[Task brief]: All records are to be printed exactly as they appear.

▼

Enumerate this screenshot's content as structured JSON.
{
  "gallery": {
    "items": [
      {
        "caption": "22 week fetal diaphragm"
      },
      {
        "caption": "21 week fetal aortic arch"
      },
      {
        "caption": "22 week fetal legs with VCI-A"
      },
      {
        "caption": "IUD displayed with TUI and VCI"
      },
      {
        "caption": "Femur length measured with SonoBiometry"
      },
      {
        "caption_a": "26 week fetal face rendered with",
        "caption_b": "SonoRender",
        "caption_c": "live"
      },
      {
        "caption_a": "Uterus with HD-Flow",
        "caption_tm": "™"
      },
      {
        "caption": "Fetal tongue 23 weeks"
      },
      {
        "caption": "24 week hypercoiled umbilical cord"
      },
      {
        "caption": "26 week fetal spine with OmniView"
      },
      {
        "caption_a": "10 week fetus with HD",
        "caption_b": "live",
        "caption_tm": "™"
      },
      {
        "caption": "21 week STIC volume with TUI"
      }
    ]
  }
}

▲

[Problem solution]:
Enumerate this screenshot's content as structured JSON.
{
  "gallery": {
    "items": [
      {
        "caption": "22 week fetal diaphragm"
      },
      {
        "caption": "21 week fetal aortic arch"
      },
      {
        "caption": "22 week fetal legs with VCI-A"
      },
      {
        "caption": "IUD displayed with TUI and VCI"
      },
      {
        "caption": "Femur length measured with SonoBiometry"
      },
      {
        "caption_a": "26 week fetal face rendered with",
        "caption_b": "SonoRender",
        "caption_c": "live"
      },
      {
        "caption_a": "Uterus with HD-Flow",
        "caption_tm": "™"
      },
      {
        "caption": "Fetal tongue 23 weeks"
      },
      {
        "caption": "24 week hypercoiled umbilical cord"
      },
      {
        "caption": "26 week fetal spine with OmniView"
      },
      {
        "caption_a": "10 week fetus with HD",
        "caption_b": "live",
        "caption_tm": "™"
      },
      {
        "caption": "21 week STIC volume with TUI"
      }
    ]
  }
}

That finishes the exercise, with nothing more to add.